» **WHAT YOU ARE ASKED TO DO**: How many lines in the records below contain the word "this"? Reply with that number only.

(Stored entries)
Segment Open
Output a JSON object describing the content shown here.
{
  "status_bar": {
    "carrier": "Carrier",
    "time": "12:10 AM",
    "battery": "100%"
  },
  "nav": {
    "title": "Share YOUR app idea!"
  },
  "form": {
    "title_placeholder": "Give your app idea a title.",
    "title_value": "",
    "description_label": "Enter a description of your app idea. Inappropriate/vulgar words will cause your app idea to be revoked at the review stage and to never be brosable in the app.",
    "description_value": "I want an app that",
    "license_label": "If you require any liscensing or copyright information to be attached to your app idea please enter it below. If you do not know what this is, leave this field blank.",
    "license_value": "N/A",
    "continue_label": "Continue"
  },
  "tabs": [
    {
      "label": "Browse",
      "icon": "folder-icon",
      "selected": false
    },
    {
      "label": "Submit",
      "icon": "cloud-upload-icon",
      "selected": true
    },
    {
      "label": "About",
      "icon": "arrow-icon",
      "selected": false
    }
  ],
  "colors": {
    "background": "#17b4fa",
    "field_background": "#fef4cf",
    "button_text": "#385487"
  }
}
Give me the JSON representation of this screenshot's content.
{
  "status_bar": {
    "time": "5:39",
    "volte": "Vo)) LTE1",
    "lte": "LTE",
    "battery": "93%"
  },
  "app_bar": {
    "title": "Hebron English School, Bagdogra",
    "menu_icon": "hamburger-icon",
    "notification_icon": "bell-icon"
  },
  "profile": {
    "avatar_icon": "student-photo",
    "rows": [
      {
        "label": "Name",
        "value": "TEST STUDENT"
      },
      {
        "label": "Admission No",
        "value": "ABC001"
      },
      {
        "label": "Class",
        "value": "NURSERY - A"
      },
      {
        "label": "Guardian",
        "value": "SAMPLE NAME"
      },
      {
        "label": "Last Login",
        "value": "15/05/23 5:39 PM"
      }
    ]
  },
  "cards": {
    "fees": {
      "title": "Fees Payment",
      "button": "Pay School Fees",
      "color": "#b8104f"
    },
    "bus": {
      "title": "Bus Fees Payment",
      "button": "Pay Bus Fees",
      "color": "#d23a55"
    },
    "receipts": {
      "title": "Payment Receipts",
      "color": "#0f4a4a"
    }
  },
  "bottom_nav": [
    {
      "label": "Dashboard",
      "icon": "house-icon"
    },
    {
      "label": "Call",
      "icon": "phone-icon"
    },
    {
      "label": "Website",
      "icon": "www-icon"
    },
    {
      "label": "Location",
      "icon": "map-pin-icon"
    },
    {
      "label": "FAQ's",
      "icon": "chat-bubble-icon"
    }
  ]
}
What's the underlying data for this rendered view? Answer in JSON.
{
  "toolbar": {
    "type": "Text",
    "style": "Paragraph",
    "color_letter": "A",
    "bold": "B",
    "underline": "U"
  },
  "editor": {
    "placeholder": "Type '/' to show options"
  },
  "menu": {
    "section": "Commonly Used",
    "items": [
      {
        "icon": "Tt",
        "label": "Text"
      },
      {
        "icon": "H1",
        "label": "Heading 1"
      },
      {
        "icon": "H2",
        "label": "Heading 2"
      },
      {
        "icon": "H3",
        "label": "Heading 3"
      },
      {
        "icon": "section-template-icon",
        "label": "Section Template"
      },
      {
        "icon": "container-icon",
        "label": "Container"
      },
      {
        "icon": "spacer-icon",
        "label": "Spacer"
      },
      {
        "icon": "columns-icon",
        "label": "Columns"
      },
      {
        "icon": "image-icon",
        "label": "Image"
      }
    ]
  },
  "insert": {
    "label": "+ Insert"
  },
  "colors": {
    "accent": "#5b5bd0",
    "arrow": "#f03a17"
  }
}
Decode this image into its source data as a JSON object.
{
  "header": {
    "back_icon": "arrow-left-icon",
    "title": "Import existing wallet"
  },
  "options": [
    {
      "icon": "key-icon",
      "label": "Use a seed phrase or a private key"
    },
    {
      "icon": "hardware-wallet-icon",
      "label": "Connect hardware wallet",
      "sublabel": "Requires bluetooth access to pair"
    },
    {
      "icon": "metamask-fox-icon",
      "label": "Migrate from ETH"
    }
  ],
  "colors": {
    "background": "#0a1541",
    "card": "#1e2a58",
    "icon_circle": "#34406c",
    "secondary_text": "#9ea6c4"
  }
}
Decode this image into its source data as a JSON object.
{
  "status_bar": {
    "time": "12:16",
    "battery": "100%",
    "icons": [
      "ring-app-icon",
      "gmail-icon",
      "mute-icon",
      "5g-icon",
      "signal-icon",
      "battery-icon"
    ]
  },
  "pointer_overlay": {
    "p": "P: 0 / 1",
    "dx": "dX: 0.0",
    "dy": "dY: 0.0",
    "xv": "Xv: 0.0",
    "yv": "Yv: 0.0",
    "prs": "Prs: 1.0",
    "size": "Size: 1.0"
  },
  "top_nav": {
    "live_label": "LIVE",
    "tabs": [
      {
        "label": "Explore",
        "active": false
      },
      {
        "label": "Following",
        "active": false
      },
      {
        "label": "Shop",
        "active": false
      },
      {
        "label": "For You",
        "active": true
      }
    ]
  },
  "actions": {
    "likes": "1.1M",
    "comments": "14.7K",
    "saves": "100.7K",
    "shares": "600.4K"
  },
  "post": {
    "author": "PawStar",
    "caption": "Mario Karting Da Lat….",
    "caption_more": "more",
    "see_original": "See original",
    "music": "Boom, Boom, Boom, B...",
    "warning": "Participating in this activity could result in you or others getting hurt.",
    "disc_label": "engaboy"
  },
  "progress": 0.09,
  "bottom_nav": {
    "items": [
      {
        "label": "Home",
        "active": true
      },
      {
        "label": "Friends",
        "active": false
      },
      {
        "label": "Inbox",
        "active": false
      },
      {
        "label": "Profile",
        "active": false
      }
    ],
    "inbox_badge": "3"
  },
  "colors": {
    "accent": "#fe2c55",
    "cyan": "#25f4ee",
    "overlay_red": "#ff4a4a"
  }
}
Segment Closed
» **TASK RESPONSE**: 6